**WORK REQUEST**
Taking the data below line by line, count those that include the word "highlighted" and report the number alone.

○ ○ ○ ○

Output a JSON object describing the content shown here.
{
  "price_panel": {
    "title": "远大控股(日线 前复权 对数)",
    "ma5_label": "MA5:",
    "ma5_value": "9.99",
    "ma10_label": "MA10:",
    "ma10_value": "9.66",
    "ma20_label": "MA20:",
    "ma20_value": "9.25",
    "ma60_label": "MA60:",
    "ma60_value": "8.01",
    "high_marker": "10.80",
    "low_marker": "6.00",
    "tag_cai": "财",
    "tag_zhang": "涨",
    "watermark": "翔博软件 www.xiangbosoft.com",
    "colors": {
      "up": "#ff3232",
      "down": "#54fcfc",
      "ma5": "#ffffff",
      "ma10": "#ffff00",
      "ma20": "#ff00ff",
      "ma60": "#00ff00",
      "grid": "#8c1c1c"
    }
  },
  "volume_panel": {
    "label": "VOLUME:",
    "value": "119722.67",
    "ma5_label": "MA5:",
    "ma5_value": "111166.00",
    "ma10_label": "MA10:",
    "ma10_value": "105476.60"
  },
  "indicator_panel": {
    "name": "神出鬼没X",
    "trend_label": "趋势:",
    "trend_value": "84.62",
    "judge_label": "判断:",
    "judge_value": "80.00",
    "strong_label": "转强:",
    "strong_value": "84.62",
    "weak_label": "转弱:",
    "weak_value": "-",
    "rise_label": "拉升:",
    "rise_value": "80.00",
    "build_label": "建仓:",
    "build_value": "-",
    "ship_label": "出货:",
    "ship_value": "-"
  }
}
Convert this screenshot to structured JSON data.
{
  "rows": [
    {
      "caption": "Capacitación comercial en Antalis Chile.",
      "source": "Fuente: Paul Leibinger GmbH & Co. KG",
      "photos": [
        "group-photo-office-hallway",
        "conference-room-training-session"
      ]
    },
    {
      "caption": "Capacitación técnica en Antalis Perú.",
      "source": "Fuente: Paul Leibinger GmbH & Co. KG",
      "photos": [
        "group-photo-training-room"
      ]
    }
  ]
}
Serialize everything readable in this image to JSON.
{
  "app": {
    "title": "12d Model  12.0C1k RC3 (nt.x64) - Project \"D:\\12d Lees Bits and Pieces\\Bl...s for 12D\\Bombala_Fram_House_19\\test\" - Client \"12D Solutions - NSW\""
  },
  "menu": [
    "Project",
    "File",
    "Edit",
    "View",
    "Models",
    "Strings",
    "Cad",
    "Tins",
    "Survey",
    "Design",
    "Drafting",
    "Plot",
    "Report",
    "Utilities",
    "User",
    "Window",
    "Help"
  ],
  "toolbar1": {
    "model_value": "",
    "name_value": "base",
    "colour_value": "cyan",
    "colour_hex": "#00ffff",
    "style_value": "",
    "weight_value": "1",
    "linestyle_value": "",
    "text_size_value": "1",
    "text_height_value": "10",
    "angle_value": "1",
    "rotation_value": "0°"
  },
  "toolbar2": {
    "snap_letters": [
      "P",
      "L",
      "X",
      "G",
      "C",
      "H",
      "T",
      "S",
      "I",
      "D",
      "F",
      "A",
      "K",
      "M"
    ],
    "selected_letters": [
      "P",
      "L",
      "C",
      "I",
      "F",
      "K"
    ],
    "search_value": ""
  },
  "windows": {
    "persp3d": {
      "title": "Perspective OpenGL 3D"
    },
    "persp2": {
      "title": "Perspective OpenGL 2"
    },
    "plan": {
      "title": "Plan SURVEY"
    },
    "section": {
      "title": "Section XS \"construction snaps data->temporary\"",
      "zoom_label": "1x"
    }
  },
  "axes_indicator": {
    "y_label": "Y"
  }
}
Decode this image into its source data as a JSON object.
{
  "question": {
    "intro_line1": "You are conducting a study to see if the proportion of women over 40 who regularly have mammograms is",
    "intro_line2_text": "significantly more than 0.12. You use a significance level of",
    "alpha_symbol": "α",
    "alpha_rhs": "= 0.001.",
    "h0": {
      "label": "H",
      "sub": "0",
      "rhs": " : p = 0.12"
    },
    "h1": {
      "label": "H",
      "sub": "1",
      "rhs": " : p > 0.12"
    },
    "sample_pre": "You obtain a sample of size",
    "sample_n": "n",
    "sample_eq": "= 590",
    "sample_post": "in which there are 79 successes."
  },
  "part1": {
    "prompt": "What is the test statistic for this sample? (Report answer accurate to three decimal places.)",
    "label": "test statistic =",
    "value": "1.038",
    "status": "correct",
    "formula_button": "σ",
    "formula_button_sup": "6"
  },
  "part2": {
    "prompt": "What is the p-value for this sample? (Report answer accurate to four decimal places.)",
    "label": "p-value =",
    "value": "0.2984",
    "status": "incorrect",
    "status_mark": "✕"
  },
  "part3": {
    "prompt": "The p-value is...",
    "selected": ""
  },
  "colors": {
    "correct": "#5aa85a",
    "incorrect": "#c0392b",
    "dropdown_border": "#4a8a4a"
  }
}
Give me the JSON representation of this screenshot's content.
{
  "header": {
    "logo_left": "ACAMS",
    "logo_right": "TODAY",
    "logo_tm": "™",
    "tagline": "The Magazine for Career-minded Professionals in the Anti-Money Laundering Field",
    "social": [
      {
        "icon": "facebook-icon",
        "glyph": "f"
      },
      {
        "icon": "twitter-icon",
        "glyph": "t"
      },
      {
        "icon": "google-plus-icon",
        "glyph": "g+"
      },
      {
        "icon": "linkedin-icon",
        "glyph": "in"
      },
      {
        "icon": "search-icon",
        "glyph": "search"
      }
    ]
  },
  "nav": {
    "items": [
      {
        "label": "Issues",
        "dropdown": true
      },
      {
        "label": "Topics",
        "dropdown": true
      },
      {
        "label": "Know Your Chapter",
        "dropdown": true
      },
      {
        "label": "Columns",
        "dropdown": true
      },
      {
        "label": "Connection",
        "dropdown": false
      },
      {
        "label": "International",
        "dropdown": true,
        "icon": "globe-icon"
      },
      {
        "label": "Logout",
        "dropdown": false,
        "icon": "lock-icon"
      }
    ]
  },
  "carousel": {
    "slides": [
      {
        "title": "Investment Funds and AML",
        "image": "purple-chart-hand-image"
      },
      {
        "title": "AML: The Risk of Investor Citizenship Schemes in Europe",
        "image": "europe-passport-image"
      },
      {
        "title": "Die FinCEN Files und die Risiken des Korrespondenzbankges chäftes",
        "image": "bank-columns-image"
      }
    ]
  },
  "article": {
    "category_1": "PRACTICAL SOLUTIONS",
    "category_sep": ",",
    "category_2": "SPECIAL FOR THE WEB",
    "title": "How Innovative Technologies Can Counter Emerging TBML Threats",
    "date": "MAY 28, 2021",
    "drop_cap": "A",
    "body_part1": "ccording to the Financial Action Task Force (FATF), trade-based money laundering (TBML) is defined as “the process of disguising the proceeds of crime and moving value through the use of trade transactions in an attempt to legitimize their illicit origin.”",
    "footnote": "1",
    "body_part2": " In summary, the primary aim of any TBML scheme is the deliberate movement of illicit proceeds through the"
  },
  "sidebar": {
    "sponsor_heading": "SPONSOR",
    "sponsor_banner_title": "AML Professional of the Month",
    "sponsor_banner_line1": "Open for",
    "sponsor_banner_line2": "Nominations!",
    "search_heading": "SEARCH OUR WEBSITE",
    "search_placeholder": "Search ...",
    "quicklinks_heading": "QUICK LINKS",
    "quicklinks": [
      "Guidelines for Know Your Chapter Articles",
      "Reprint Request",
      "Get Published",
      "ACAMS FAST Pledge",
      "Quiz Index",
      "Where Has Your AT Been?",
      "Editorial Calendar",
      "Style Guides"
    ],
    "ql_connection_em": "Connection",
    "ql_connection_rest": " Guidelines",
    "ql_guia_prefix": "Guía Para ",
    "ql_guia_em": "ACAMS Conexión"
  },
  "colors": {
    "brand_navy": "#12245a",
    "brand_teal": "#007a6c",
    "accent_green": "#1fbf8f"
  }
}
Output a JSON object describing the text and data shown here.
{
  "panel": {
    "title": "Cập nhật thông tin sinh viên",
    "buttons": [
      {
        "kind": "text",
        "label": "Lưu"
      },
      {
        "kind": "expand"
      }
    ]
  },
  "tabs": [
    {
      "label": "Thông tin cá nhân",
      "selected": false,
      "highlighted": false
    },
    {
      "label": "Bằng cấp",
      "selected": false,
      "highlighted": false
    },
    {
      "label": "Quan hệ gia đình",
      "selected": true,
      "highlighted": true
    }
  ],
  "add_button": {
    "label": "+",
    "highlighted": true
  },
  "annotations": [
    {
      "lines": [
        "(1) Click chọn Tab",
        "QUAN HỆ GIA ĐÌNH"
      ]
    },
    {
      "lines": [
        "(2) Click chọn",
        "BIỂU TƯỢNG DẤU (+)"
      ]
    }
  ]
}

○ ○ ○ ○

**YOUR RESPONSE**
4